Most prisoners tried to bribe their way out, but we tried to bribe our way in… Friday night was the “Great Tower Lock-In”, an event associated with the worldwide “Big Draw” that is happening this month. A local art group had arranged with Her Majesty to allow 40 – 50 artists to come in to the Tower after it was closed to the public and spend the evening drawing. We registered online while in Germany, thinking we could pick up tickets at “will call”… long story short, that didn’t work as planned but we got in via the irresistible combination of guile and old age.
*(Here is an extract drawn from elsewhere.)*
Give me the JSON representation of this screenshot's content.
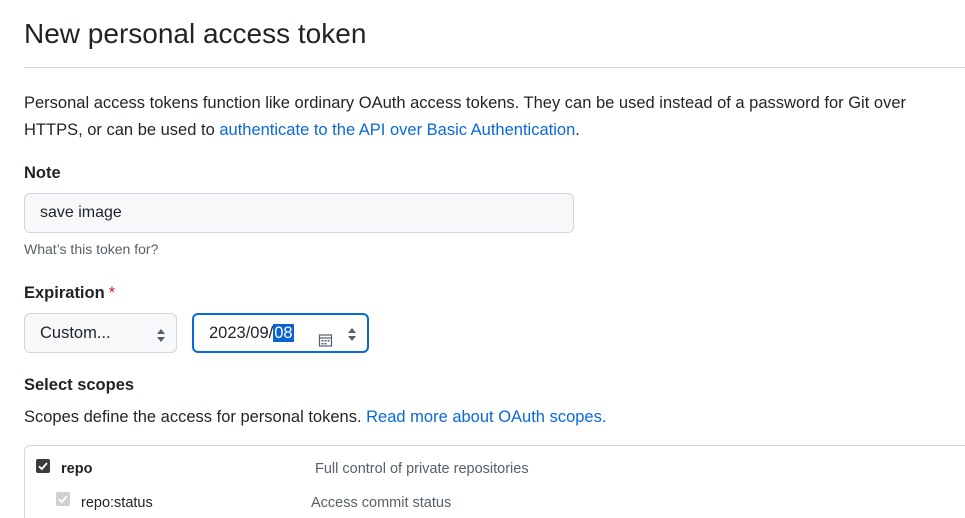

And it was SO worth it!
The Tower is actually a vast fortress, some of the walls and arches built more than 1000 years ago. Talk about a cool place to play Robin Hood! Of course, there is a tower – well, no, there are a bunch of towers – but there are also vistas along the river, against the castles, down into the moat – all of which were illuminated first by a gorgeous soft golden sunset then a clear cold moon. The cold was the reason why you will see no sketches of any of that – brr – until I get a chance to hopefully work from a few photos.
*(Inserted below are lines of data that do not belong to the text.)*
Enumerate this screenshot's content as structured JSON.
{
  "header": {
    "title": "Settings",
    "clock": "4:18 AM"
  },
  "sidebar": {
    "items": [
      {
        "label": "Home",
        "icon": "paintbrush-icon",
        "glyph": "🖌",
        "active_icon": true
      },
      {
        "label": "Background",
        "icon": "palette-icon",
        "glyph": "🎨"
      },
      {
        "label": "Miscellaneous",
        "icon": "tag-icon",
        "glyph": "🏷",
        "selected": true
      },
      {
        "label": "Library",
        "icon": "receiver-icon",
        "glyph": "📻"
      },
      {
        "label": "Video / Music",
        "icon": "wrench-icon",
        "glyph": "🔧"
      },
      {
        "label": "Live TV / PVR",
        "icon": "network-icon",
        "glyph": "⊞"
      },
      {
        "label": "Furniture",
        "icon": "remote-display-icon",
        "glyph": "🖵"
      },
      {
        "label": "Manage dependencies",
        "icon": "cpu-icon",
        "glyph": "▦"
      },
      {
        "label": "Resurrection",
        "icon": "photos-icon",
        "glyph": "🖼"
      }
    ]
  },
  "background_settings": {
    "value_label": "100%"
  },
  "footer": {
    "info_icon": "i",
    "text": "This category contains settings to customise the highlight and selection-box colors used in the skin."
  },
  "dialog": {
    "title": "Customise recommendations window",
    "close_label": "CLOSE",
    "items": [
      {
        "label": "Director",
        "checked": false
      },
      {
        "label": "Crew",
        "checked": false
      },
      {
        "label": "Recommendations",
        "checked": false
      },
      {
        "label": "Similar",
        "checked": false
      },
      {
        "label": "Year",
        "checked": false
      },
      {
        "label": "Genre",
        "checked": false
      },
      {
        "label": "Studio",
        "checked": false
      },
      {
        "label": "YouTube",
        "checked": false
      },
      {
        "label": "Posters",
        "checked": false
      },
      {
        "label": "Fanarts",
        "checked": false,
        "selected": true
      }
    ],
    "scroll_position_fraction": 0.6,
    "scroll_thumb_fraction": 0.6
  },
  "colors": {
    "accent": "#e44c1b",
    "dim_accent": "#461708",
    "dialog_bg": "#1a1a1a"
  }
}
Griff the Navigator came along just to experience the Tower environment, and we were so glad he did. We were able to go into the chapel, sit next to the crypt where Ann Boleyn and her Beheaded Companions were laid to rest, listen to eerie monastic medieval chants, and sketch a man dressed a la King Henry. Or to climb to the King’s Bedchamber (oh, my aching knees) and sketch him in his nightshirt (the actor looked very much like Winston Churchill). All in all there were five different rooms available to us. The combination of being in The Real Tower of London, with the costumed actors and actresses, in the eerie quiet, and in the “true castle light” (i.e. not much of it) was so overwhelming that my sketches are really in need of further work. Some of the artists did amazing ‘drawrings’ though, in spite of it all. I told the organizers that now we just need to go back tonight and do it all again, since we are now mentally prepared for the impact of being there… they gave me one of those eye-brow-up British looks and smiled wanly. Oh, well, I tried.
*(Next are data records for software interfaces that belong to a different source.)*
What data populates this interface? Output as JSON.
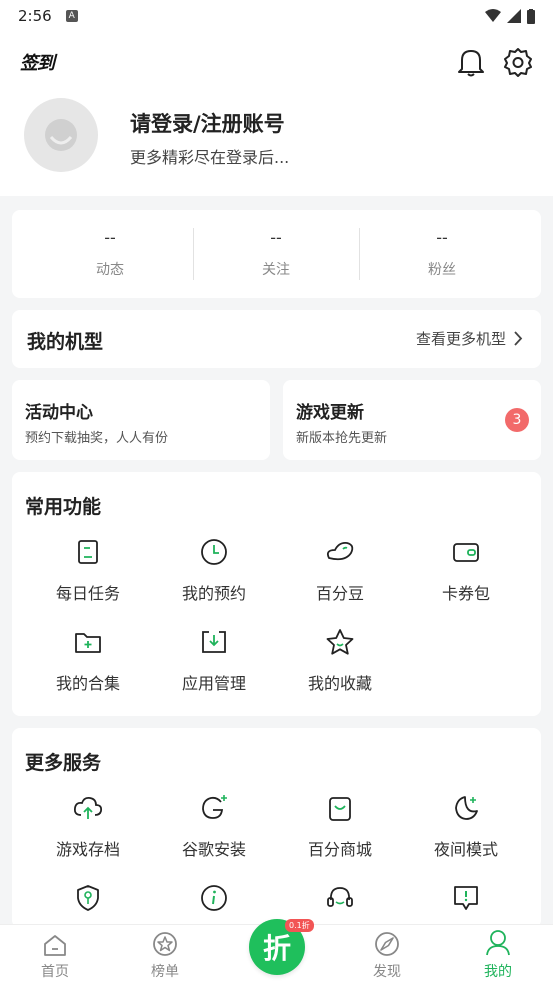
{
  "status_bar": {
    "time": "2:56"
  },
  "header": {
    "sign_label": "签到"
  },
  "profile": {
    "title": "请登录/注册账号",
    "subtitle": "更多精彩尽在登录后..."
  },
  "stats": [
    {
      "value": "--",
      "label": "动态"
    },
    {
      "value": "--",
      "label": "关注"
    },
    {
      "value": "--",
      "label": "粉丝"
    }
  ],
  "my_device": {
    "title": "我的机型",
    "link": "查看更多机型"
  },
  "activity": {
    "title": "活动中心",
    "subtitle": "预约下载抽奖，人人有份"
  },
  "game_update": {
    "title": "游戏更新",
    "subtitle": "新版本抢先更新",
    "badge": "3"
  },
  "common": {
    "title": "常用功能",
    "items": [
      {
        "label": "每日任务",
        "icon": "task-icon"
      },
      {
        "label": "我的预约",
        "icon": "clock-icon"
      },
      {
        "label": "百分豆",
        "icon": "bean-icon"
      },
      {
        "label": "卡券包",
        "icon": "wallet-icon"
      },
      {
        "label": "我的合集",
        "icon": "folder-plus-icon"
      },
      {
        "label": "应用管理",
        "icon": "download-box-icon"
      },
      {
        "label": "我的收藏",
        "icon": "star-icon"
      }
    ]
  },
  "more": {
    "title": "更多服务",
    "items": [
      {
        "label": "游戏存档",
        "icon": "cloud-upload-icon"
      },
      {
        "label": "谷歌安装",
        "icon": "google-icon"
      },
      {
        "label": "百分商城",
        "icon": "shop-bag-icon"
      },
      {
        "label": "夜间模式",
        "icon": "moon-icon"
      }
    ]
  },
  "tabbar": {
    "items": [
      {
        "label": "首页",
        "icon": "home-icon"
      },
      {
        "label": "榜单",
        "icon": "star-circle-icon"
      },
      {
        "label": "发现",
        "icon": "compass-icon"
      },
      {
        "label": "我的",
        "icon": "person-icon"
      }
    ],
    "center_label": "折",
    "center_tag": "0.1折"
  },
  "colors": {
    "accent": "#1fb35b",
    "badge": "#f26a6a"
  }
}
When the sketching was over, the Captain of the Yeoman Guard allowed us to watch the Ceremony of the Keys. Locking up the crown jewels at night has been done exactly this way for centuries, although without the automatic rifles I imagine. It involved a good deal of clicking heels and manly shouts of “Who comes there?!” by young soldiers in bearskin headdresses and red uniforms, and a trumpet solo at the end, all illuminated by a single candle in a single lantern… but even anti-military anti-Imperialism me couldn’t help being slightly awed. Then as he led us to the “wicket gate” to let us out of the now-locked tower, the Captain told us ghost stories and love stories about the Tower. .. sigh.
We stepped outside of the tiny gate, and the bubble burst. Suddenly we were up against finding a bus home in the windy reality of being near the Thames late at night. But wow, what a night.